Sulphur, 1 part; yellow wax, 1 part; rosin, 1 part; the sulphur and rosin are melted, and the wax is then added. It is necessary to heat the surfaces to be united; the cement is applied while still hot, and pressure is exerted till it is cold.
Powdered gum arabic, 2 parts; finely ground white lead, 2 parts; pulverised sugar-candy, 1 part; the three substances are placed in a small bottle with a wide mouth, a little hot water is poured on them, and the whole is stirred by a stick into a homogeneous paste. The cement must be kept in a closed vessel, and a little water may be added if it becomes dry. Before use, it must be well stirred, to prevent the white lead collecting at the bottom. It is employed for joining fragments of minerals, fossils, etc.

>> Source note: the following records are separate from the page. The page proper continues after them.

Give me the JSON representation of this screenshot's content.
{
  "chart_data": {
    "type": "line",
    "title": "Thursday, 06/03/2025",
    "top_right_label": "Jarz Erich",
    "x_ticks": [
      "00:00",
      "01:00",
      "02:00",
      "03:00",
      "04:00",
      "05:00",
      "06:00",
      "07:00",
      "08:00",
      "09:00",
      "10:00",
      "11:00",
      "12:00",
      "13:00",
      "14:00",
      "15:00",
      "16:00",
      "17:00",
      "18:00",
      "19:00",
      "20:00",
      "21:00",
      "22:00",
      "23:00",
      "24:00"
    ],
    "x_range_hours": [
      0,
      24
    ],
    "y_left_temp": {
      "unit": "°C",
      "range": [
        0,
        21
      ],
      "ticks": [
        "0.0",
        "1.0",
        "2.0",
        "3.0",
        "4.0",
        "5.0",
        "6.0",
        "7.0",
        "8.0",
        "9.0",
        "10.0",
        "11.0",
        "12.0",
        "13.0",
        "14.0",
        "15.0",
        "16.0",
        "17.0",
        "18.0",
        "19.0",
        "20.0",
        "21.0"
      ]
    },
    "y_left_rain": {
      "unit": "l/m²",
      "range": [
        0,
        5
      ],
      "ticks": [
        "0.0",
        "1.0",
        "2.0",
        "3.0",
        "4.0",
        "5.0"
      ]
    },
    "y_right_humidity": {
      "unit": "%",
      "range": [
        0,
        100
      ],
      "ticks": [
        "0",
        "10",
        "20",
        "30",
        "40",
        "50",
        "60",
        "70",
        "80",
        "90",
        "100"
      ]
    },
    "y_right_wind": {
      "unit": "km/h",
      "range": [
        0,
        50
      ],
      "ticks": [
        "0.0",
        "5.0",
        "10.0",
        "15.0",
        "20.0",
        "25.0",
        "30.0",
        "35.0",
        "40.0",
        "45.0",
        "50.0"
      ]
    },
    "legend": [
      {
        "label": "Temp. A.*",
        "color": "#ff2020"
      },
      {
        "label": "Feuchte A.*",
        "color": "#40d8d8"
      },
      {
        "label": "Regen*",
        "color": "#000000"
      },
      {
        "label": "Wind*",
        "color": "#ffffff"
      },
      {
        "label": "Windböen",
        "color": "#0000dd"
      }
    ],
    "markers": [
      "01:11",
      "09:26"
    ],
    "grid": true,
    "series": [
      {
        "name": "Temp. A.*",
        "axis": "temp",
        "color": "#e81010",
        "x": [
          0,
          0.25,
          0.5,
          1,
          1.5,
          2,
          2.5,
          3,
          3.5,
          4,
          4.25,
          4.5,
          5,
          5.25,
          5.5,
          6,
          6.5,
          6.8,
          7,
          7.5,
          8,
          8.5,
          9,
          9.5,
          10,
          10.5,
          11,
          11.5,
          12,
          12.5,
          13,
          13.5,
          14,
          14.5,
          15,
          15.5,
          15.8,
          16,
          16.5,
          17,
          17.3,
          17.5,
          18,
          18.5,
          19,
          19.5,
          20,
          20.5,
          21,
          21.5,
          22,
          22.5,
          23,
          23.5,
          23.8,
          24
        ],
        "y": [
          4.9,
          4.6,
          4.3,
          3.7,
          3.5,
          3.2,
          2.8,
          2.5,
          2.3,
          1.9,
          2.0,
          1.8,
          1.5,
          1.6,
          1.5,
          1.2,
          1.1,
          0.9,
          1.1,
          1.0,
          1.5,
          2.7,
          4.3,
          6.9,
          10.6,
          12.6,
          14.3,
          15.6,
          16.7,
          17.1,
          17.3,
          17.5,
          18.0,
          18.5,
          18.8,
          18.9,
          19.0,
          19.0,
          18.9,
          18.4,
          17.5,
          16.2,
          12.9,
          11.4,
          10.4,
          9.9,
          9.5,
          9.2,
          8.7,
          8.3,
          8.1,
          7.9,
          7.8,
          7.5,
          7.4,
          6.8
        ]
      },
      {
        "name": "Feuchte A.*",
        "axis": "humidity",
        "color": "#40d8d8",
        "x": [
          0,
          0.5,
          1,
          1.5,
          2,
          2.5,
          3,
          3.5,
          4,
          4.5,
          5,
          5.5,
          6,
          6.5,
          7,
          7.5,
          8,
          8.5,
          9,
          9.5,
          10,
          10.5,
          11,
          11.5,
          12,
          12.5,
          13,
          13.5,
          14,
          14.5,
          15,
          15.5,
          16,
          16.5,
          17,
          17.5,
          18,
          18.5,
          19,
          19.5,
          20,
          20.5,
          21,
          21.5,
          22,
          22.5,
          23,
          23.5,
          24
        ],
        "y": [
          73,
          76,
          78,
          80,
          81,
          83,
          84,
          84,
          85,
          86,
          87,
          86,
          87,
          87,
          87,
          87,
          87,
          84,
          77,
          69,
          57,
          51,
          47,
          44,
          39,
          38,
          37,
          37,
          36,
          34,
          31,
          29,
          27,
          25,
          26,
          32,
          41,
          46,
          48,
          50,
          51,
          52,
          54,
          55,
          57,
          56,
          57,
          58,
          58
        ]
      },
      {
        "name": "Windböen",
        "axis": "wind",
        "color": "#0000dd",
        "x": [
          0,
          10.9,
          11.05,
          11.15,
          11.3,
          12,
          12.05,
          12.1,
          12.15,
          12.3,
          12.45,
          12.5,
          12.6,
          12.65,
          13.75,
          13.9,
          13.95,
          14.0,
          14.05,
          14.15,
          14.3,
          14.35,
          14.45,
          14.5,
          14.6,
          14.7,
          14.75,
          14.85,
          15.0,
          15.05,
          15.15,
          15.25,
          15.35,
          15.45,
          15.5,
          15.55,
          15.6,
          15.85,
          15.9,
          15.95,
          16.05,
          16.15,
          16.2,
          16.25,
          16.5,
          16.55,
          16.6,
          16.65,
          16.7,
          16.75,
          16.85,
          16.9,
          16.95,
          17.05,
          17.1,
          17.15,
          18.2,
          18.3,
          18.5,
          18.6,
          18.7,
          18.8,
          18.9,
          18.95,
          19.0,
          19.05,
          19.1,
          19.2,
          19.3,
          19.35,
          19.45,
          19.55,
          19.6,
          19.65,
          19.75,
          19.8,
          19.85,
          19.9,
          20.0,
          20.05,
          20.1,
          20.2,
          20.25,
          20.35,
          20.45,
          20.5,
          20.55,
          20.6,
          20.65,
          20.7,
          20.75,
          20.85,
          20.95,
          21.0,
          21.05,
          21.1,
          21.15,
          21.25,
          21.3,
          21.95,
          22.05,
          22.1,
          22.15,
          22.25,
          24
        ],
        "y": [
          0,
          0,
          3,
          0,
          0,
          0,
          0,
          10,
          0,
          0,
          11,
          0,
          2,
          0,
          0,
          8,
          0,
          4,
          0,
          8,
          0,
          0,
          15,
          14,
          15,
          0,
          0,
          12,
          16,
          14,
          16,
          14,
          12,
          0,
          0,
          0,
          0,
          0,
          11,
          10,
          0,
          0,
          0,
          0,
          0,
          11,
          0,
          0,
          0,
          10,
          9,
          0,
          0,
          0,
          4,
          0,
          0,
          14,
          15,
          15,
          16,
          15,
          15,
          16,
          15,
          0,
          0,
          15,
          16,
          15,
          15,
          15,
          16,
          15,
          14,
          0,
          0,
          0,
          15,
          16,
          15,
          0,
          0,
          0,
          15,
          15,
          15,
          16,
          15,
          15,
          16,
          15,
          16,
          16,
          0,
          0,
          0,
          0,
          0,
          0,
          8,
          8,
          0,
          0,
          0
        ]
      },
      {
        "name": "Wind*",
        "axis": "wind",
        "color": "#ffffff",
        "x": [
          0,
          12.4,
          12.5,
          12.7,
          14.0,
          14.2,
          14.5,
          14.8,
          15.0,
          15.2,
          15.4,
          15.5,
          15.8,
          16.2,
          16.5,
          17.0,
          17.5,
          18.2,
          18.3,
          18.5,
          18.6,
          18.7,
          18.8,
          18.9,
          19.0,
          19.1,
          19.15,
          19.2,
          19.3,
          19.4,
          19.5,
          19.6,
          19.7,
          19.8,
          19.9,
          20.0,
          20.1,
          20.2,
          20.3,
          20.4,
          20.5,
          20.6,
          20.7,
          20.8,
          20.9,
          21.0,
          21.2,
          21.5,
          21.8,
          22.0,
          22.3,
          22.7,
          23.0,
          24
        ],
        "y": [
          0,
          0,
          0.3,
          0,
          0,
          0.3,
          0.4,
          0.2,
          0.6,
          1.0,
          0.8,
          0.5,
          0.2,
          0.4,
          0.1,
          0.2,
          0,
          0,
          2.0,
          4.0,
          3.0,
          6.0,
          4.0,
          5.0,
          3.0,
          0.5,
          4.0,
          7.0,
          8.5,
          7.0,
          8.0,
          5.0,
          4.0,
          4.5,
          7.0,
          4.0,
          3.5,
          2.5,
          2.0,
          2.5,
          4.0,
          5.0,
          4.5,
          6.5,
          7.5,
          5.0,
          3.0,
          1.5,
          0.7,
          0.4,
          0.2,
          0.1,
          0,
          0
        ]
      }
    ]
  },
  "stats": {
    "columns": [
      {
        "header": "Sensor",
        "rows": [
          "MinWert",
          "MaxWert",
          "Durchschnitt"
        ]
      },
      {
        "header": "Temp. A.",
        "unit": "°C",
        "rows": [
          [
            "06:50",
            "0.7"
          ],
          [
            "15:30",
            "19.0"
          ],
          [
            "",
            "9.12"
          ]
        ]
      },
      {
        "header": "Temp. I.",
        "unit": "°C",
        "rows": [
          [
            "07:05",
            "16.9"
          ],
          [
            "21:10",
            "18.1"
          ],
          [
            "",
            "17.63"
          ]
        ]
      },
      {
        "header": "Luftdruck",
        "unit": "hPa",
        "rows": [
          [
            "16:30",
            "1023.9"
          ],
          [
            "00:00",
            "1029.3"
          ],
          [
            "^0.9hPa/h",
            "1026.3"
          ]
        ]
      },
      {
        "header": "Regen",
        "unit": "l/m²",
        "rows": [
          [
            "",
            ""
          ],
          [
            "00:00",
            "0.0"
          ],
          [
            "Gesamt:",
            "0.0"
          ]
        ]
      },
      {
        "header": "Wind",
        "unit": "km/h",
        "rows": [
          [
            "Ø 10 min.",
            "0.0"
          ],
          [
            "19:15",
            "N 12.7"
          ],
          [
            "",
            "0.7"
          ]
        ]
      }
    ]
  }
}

The following metallic cement for repairing broken stone was, according to Professor Brune, of the School of Fine Arts, used in the restoration of the colonnade of the Louvre, of the Pont Neuf, and of the Conservatoire des Arts et Metiers. It consists of a powder and a liquid. The powder: 2 parts by weight of oxide of zinc, 2 of crushed limestone and 1 of crushed grit, the whole intimately mixed and ground. Ochre in suitable proportions is added as a colouring matter. The liquid: A saturated solution of zinc in commercial hydrochloric acid, to which is added a quantity by weight, of hydrochlorate of ammonia equal to one-sixth that of the dissolved zinc. This liquid is diluted with two-thirds of its bulk of water. To use the cement, 1 lb. of the powder is to be mixed with 2½ pints of the liquid. The cement hardens very quickly and is very strong.
Another cement is made by boiling slices of skim-milk cheese or curd into a gluey consistence in water, and then incorporating it with quicklime on a slab with a muller, or in a marble mortar. When this compound is applied warm to broken edges of stoneware, it unites them very firmly after it is cold.